Data: Begin

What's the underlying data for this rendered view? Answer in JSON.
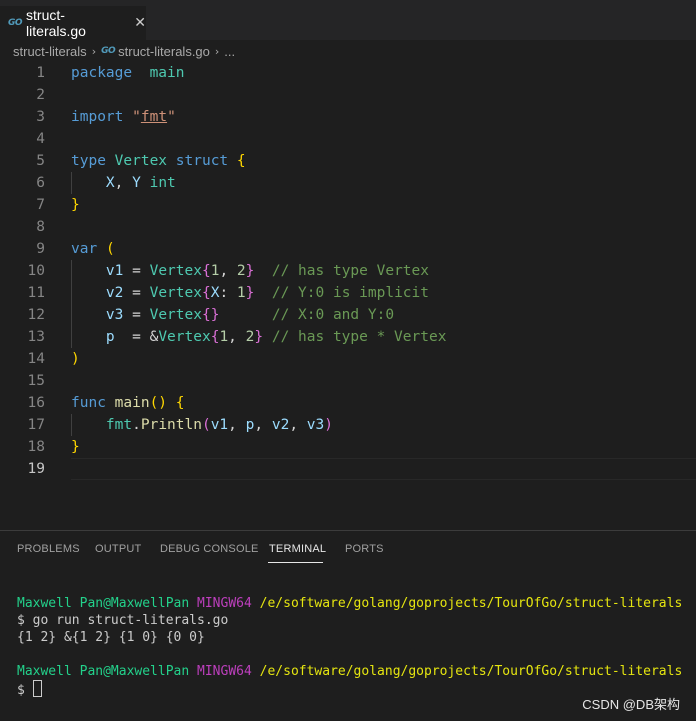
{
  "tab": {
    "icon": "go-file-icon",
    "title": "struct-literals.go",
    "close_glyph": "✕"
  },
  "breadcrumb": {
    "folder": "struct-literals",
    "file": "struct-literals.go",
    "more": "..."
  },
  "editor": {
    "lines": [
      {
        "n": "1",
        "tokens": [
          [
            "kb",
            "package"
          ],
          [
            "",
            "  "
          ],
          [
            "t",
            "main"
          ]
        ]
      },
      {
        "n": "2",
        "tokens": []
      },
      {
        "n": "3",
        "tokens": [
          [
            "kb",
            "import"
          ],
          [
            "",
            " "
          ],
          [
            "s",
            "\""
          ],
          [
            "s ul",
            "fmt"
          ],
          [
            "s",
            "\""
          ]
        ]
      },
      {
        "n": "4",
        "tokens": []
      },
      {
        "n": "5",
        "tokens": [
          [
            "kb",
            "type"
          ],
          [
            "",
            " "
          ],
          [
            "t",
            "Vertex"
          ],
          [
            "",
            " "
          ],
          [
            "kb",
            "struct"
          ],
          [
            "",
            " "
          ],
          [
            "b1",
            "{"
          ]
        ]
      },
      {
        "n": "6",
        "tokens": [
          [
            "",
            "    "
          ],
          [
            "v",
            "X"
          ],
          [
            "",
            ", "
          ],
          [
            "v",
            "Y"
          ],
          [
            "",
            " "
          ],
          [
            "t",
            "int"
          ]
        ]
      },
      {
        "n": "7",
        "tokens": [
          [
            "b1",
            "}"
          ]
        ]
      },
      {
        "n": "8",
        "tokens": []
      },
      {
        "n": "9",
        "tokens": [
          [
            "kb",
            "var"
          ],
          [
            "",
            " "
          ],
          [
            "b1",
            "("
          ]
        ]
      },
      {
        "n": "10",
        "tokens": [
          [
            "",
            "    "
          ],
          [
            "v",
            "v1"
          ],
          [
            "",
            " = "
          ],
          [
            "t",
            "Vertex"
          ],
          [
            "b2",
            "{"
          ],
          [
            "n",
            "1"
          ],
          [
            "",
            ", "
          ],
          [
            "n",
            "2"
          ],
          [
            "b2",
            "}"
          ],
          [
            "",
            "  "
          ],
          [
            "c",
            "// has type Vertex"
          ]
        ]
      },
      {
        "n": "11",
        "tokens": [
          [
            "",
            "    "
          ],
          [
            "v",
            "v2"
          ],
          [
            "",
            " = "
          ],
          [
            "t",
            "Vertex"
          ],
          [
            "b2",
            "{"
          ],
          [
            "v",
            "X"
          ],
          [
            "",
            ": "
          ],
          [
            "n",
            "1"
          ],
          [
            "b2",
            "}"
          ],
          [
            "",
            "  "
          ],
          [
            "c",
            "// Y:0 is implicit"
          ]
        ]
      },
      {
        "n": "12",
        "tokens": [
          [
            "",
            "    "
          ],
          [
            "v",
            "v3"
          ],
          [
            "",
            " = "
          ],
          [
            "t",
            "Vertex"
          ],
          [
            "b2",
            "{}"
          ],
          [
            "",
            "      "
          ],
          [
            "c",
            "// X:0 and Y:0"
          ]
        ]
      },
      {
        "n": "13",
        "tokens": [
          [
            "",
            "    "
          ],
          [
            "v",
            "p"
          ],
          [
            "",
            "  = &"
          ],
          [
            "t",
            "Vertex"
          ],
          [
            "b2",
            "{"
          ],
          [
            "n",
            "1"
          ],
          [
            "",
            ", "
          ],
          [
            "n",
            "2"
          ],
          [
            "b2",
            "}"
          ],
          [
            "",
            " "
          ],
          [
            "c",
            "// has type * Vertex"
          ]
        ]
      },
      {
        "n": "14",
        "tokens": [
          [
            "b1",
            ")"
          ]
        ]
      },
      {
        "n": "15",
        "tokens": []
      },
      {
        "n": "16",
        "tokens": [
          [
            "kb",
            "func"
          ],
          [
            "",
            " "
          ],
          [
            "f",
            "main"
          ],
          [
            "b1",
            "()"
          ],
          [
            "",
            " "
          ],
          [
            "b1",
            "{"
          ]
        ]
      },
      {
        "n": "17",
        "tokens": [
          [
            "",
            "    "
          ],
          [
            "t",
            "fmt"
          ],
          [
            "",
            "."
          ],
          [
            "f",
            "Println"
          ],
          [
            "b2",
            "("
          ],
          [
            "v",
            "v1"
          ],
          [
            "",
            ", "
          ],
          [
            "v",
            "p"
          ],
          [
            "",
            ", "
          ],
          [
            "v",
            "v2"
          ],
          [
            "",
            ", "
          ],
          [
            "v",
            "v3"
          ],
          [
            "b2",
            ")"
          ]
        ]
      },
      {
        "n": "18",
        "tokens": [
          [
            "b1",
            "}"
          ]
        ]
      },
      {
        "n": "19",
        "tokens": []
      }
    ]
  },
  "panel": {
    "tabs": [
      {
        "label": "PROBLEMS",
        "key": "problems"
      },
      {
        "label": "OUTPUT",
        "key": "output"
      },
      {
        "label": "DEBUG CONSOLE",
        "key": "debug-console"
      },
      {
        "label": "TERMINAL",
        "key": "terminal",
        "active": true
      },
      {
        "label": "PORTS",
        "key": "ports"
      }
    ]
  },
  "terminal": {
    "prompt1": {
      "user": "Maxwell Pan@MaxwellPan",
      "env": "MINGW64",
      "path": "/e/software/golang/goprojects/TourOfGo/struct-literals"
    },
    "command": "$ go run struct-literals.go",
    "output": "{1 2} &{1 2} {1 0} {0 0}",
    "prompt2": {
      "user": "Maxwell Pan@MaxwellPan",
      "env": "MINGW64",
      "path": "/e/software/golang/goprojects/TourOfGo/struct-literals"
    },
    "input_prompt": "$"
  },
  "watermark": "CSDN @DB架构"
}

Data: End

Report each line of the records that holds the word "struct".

    "title": "struct-literals.go",
    "folder": "struct-literals",
    "file": "struct-literals.go",
            "struct"
      "path": "/e/software/golang/goprojects/TourOfGo/struct-literals"
    "command": "$ go run struct-literals.go",
      "path": "/e/software/golang/goprojects/TourOfGo/struct-literals"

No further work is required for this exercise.